The greater distance a patient had to travel to reach a diagnosing facility the more likely that patient was to present with a higher stage disease of colon cancer, according to the results of a recent study.
The greater distance a patient had to travel to reach a diagnosing facility the more likely that patient was to present with a higher stage disease of colon cancer, according to the results of a study published in the March 20 issue of the Journal of Clinical Oncology.
However, once the patients who had traveled the furthest received their diagnosis, they had an increased likelihood of earlier initiation of treatment compared with patients who had traveled shorter distances.
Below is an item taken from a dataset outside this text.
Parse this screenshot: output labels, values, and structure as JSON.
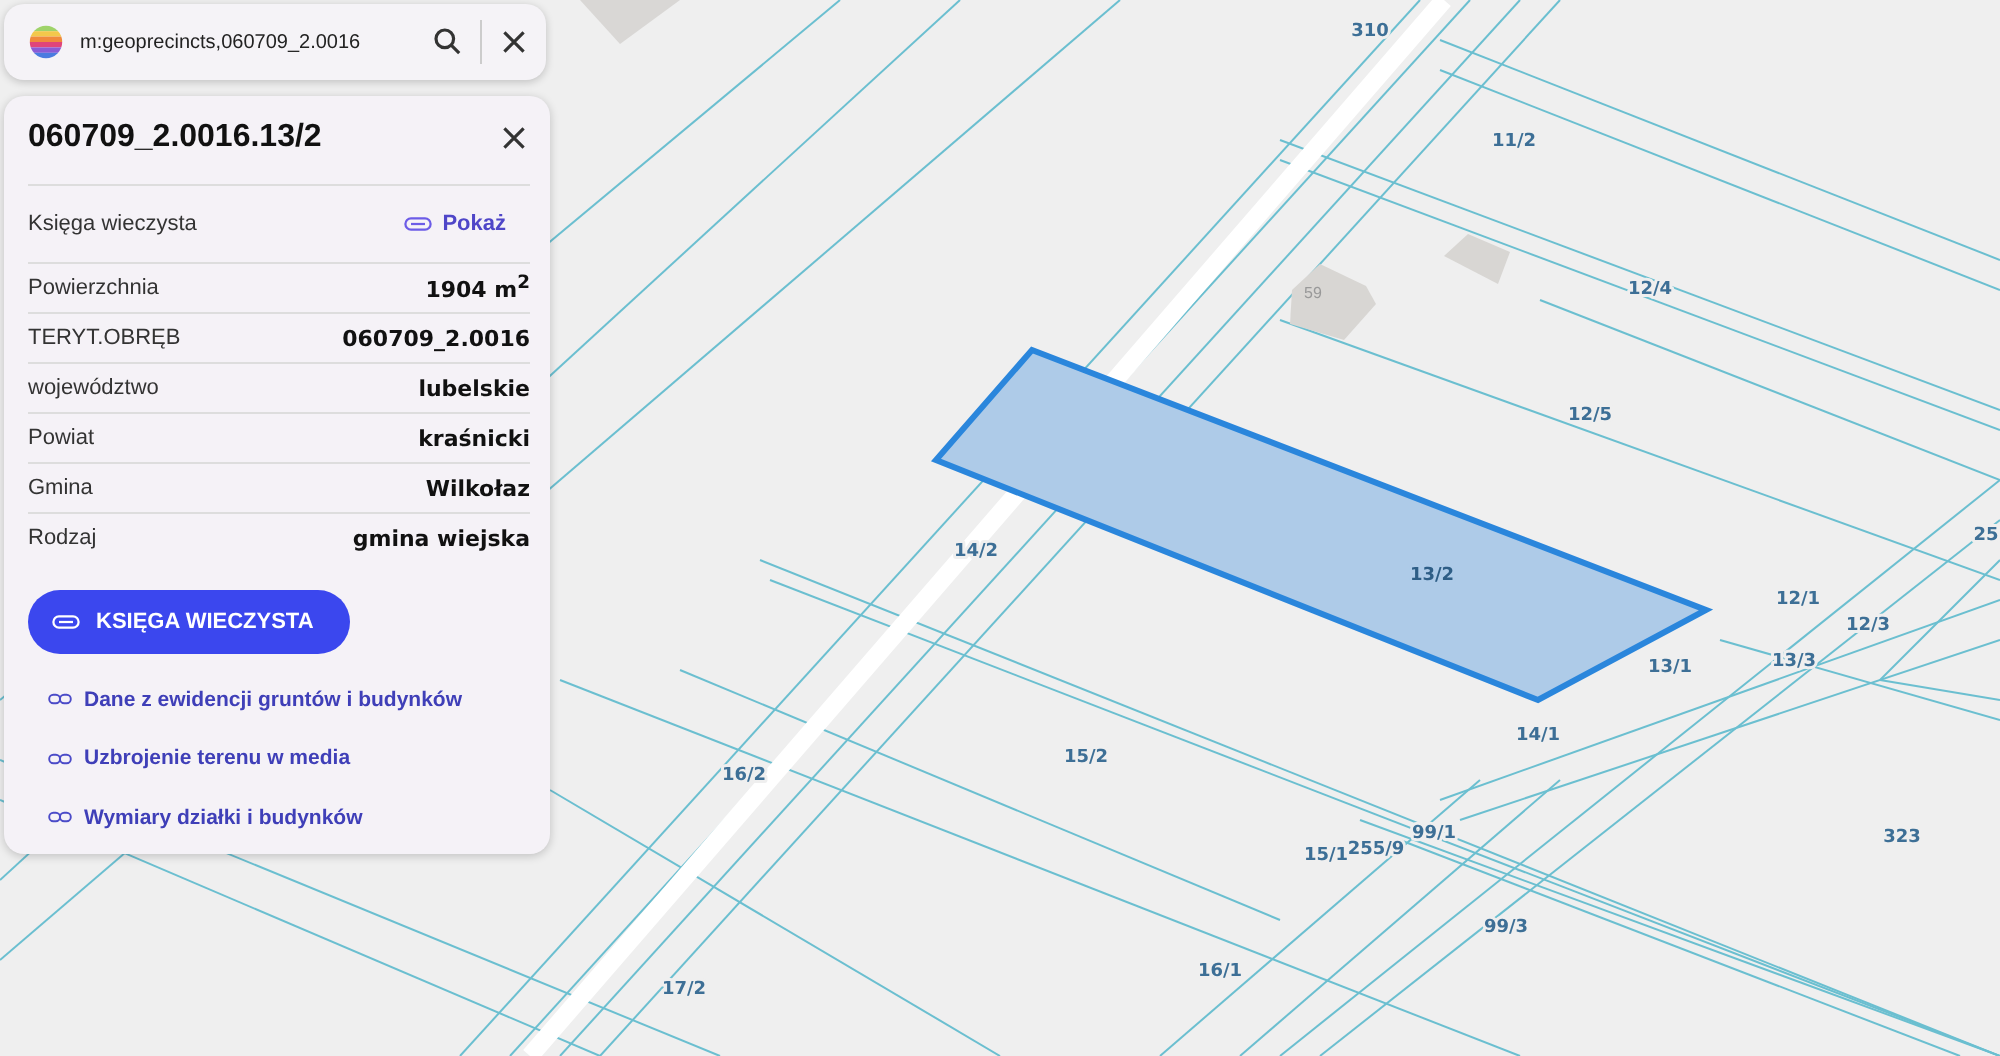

“Although these two finding would seem contradictory, one possible explanation is distance may act as a barrier for patients pursuing screening services, but once diagnosed, distance becomes less of a barrier because the patient will more actively pursue necessary treatment,” said study author Nader N. Massarweh, MD, MPH, from the department of surgical oncology at the University of Texas MD Anderson Cancer Center. “Put another way, if a patient doesn’t think or know anything is wrong, he or she might be more apt to drag their feet about getting that colonoscopy they’ve been putting off, but once metastatic colon cancer is a known diagnosis, he or she will be very aggressive about pursuing needed treatment.”
Previous research has suggested that travel distance or time likely affects the health care that patients receive. According to Massarweh, this is particularly important in common diseases such as colon cancer that can be detected with effective screening modalities where treatment is generally straightforward if the disease is diagnosed early.
“To date, the existing data on this topic have neither looked at a broad enough geographic cross-section of the United States nor focused on a representative enough cross-section of patients to adequately address whether travel distance has a real impact,” Massarweh said.
In this study, he and his colleagues used data from a historical cohort of patients with colon cancer in the National Cancer Data Base from 2003 to 2010 to evaluate if travel distance from a diagnosing facility affected stage at diagnosis.
The study included 296,474 patients with colon cancer, of whom 3.9% had to travel 50 miles or longer to the diagnosing facility. Demographic results indicated that fewer black patients, patients with higher income, and patients with lower education had to travel longer distances (P < .001 for all).
Those patients who had to travel 50 miles or longer had an 18% increased risk of presenting with metastatic disease compared to those traveling less than 12.5 miles and those traveling 12.5 miles to 49.9 miles (OR = 1.18; 95% CI, 1.12-1.24).
However, those who traveled 50 miles or more had a 10% increased likelihood of early treatment initiation compared with those who traveled less than 12.5 miles (OR = 1.10; 95% CI, 1.08-1.13), and an 11% increased likelihood compared with those who traveled 12.5 to 49.9 miles (OR = 1.11; 95% CI, 1.08-1.13).
According to Massarweh, although colonoscopy is widely considered the standard for colon cancer screening, there are other proven, effective, and simple screening modalities that could be utilized in areas lacking specialists who can provide colonoscopy.
“For example, there are health systems in this country where fecal occult blood testing is the preferred and dominant screening modality,” he said. “In these systems, colon cancer screening rates far exceed the current national rate. Importantly, fecal testing does not require a specialist and can be ordered/performed by the patient primary or family doctor.”
In a health care system where cost control is becoming increasingly important, improving the screening rate of very common and very treatable cancers like colon cancer would likely not only lead to improved patient outcomes, but could also decrease the amount of care patients need and the number of resources needed to adequately address their disease, Massarweh said.